Hon Pru Goward, MP Minister for Women and Minister for the Prevention of Domestic Violence and Sexual Assault discussed her role and plans for this newly created portfolio with The Indian Telegraph’s chief correspondent Vish Viswanathan.
Vish Viswanathan: Congratulations on your appointment, how do you feel about this portfolio?
Pru Gower: I welcome the opportunity this role presents, to highlight the importance of this issue in New South Wales. It will also enable the NSW Government to strengthen strategic partnerships across government sectors and the broader community in addressing domestic and family violence.
VV: What are the major challenges and chronic issues relating to domestic violence in NSW?
PG: Women from culturally and linguistically diverse (CALD) backgrounds experience additional barriers to disclosing and seeking assistance in domestic violence situations. These additional barriers include a lack of English language which results in social isolation and impeding access to information and services available; lack of financial independence; strong cultural beliefs that reinforce gender inequality (i.e. male superiority) and condone violence against women, and discourage women from separation and divorce; and the lack of understanding of domestic violence, their rights and the support services available to assist them.
VV: Growing alcohol addiction in youth, complex multicultural issues, increasing population, the high cost of living – could these factors aggravate the DV issue?

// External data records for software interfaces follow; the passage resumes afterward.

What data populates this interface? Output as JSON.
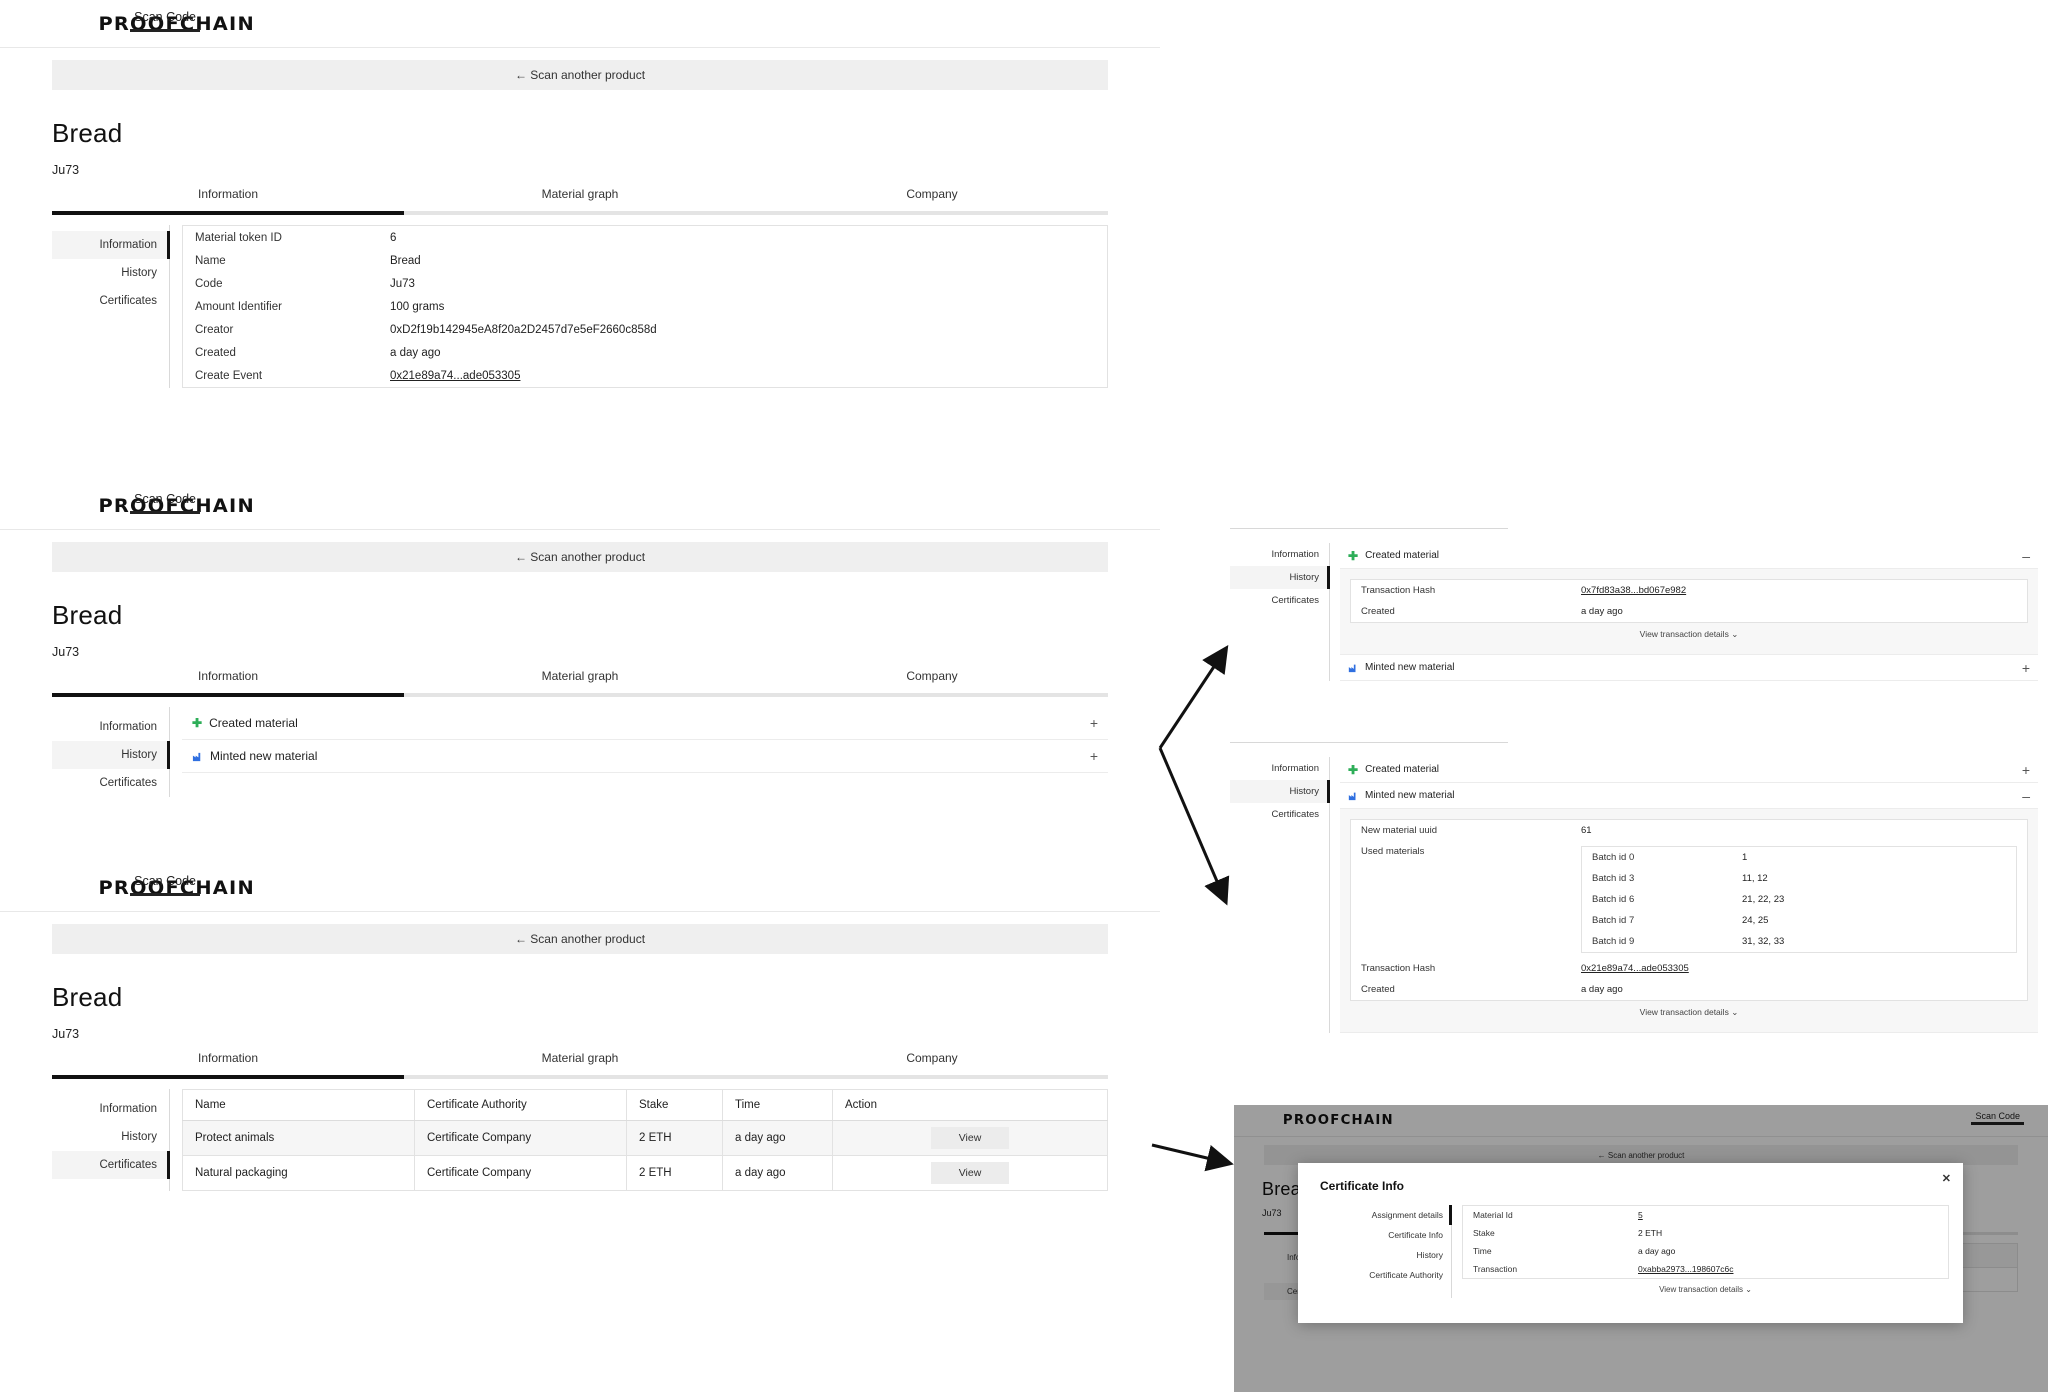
{
  "brand": {
    "logo": "PROOFCHAIN"
  },
  "nav": {
    "scan_code": "Scan Code"
  },
  "scan_bar": {
    "label": "← Scan another product"
  },
  "product": {
    "title": "Bread",
    "code": "Ju73"
  },
  "tabs": [
    {
      "label": "Information",
      "active": true
    },
    {
      "label": "Material graph",
      "active": false
    },
    {
      "label": "Company",
      "active": false
    }
  ],
  "sidenav": [
    {
      "label": "Information"
    },
    {
      "label": "History"
    },
    {
      "label": "Certificates"
    }
  ],
  "information": {
    "rows": [
      {
        "key": "Material token ID",
        "value": "6",
        "link": false
      },
      {
        "key": "Name",
        "value": "Bread",
        "link": false
      },
      {
        "key": "Code",
        "value": "Ju73",
        "link": false
      },
      {
        "key": "Amount Identifier",
        "value": "100 grams",
        "link": false
      },
      {
        "key": "Creator",
        "value": "0xD2f19b142945eA8f20a2D2457d7e5eF2660c858d",
        "link": false
      },
      {
        "key": "Created",
        "value": "a day ago",
        "link": false
      },
      {
        "key": "Create Event",
        "value": "0x21e89a74...ade053305",
        "link": true
      }
    ]
  },
  "history": {
    "created_material": {
      "label": "Created material",
      "icon": "plus-icon",
      "expand": "+",
      "collapse": "–"
    },
    "minted_material": {
      "label": "Minted new material",
      "icon": "factory-icon",
      "expand": "+",
      "collapse": "–"
    },
    "view_transaction_details": "View transaction details",
    "created_detail_rows": [
      {
        "key": "Transaction Hash",
        "value": "0x7fd83a38...bd067e982",
        "link": true
      },
      {
        "key": "Created",
        "value": "a day ago",
        "link": false
      }
    ],
    "minted_detail": {
      "new_material_uuid_key": "New material uuid",
      "new_material_uuid_value": "61",
      "used_materials_key": "Used materials",
      "used_materials": [
        {
          "key": "Batch id 0",
          "value": "1"
        },
        {
          "key": "Batch id 3",
          "value": "11, 12"
        },
        {
          "key": "Batch id 6",
          "value": "21, 22, 23"
        },
        {
          "key": "Batch id 7",
          "value": "24, 25"
        },
        {
          "key": "Batch id 9",
          "value": "31, 32, 33"
        }
      ],
      "transaction_hash_key": "Transaction Hash",
      "transaction_hash_value": "0x21e89a74...ade053305",
      "created_key": "Created",
      "created_value": "a day ago"
    }
  },
  "certificates": {
    "columns": [
      "Name",
      "Certificate Authority",
      "Stake",
      "Time",
      "Action"
    ],
    "rows": [
      {
        "name": "Protect animals",
        "authority": "Certificate Company",
        "stake": "2 ETH",
        "time": "a day ago",
        "action": "View"
      },
      {
        "name": "Natural packaging",
        "authority": "Certificate Company",
        "stake": "2 ETH",
        "time": "a day ago",
        "action": "View"
      }
    ]
  },
  "certificate_modal": {
    "title": "Certificate Info",
    "close": "✕",
    "sidenav": [
      {
        "label": "Assignment details"
      },
      {
        "label": "Certificate Info"
      },
      {
        "label": "History"
      },
      {
        "label": "Certificate Authority"
      }
    ],
    "rows": [
      {
        "key": "Material Id",
        "value": "5",
        "link": true
      },
      {
        "key": "Stake",
        "value": "2 ETH",
        "link": false
      },
      {
        "key": "Time",
        "value": "a day ago",
        "link": false
      },
      {
        "key": "Transaction",
        "value": "0xabba2973...198607c6c",
        "link": true
      }
    ],
    "view_transaction_details": "View transaction details"
  },
  "colors": {
    "accent_green": "#2eae58",
    "accent_blue": "#2f6fe0",
    "underline_active": "#111111",
    "underline_rest": "#e4e4e4",
    "panel_bg": "#efefef"
  }
}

PG: There is growing evidence that a number of factors may contribute to the prevalence of domestic and family violence including drug and alcohol consumption, gambling, poverty and financial stress.

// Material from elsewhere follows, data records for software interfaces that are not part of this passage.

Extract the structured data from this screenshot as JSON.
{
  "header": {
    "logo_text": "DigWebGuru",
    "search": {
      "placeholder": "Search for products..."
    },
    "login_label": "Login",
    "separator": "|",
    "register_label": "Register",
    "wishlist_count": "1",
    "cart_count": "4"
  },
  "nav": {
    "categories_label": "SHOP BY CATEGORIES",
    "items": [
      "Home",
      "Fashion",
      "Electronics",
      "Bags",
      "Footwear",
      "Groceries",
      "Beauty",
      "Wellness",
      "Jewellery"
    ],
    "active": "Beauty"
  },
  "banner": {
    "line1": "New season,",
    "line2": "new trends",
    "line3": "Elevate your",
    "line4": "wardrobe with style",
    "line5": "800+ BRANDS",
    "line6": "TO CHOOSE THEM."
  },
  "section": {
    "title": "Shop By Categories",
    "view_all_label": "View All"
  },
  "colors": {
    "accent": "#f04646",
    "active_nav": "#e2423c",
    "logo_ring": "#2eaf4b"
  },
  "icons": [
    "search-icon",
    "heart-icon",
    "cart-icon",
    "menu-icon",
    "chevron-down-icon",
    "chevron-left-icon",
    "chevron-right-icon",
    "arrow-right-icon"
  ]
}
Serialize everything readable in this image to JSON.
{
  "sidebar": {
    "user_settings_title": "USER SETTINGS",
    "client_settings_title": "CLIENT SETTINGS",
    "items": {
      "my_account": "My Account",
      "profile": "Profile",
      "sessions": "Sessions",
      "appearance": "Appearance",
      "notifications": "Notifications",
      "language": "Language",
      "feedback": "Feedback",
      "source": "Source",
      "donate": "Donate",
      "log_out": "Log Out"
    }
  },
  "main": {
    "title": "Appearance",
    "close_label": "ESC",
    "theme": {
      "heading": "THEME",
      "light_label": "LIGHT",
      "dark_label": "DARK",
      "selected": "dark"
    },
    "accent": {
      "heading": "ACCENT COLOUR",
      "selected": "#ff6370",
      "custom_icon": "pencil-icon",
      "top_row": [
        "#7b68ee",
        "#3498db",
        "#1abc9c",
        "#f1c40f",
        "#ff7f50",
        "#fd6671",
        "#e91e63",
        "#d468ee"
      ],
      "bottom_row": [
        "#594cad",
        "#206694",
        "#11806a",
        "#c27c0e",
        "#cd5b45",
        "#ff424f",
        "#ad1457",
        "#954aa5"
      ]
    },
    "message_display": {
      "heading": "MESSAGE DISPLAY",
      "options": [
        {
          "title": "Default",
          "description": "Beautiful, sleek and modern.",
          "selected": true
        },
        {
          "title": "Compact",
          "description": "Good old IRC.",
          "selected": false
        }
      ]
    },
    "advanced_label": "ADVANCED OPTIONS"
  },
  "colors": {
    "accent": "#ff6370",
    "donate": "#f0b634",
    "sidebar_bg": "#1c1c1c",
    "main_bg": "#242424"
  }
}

It is important to reinforce that domestic and family violence is a crime and is unacceptable in any circumstance, and that that it occurs across socio-economic and cultural boundaries.
VV: How can the progressive Indian community contribute to NSW government initiatives on DV or issues related to women?
PG: I encourage leaders within the Indian community in New South Wales to take a stand against domestic and family violence and assist to raise awareness about this issue in your community.
Since language may be a barrier, visual campaigns and pledges in community languages may be effective. Publicising information in community newsletters, community events, and through various media outlets about the negative impact of domestic violence, the relevant laws against it as well as how to seek help and access support will also be helpful.
VV: Prevention or early intervention hasn’t seemed to have made an impact in many DV cases; how can this issue be addressed?
PG: Preventing domestic and family violence requires a shift in broader social attitudes about the roles of men and women. Prevention also involves working to change the behaviour of perpetrators and undertaking early intervention in communities that are more vulnerable.
The NSW Government is currently implementing ‘It Stops Here: Standing together to end domestic and family violence in NSW’. This is a whole of government response focused on prevention, a stronger criminal justice response, new approaches to support victims, and building the capacity of the workforce to respond more effectively to incidents of domestic and family violence.
The NSW Government is also introducing a Domestic Violence Disclosure Scheme that will enable people to find out if their partner has a history of domestic violence offending. This Scheme is designed to prevent domestic violence from occurring, and will allow people to make informed decisions about their relationship and seek help if they need it. More information about this scheme is at www.haveyoursay.nsw.gov.au.
The NSW Government has routine screening for all women presenting to antenatal and early childhood health services to identify and respond to victims of domestic and family violence.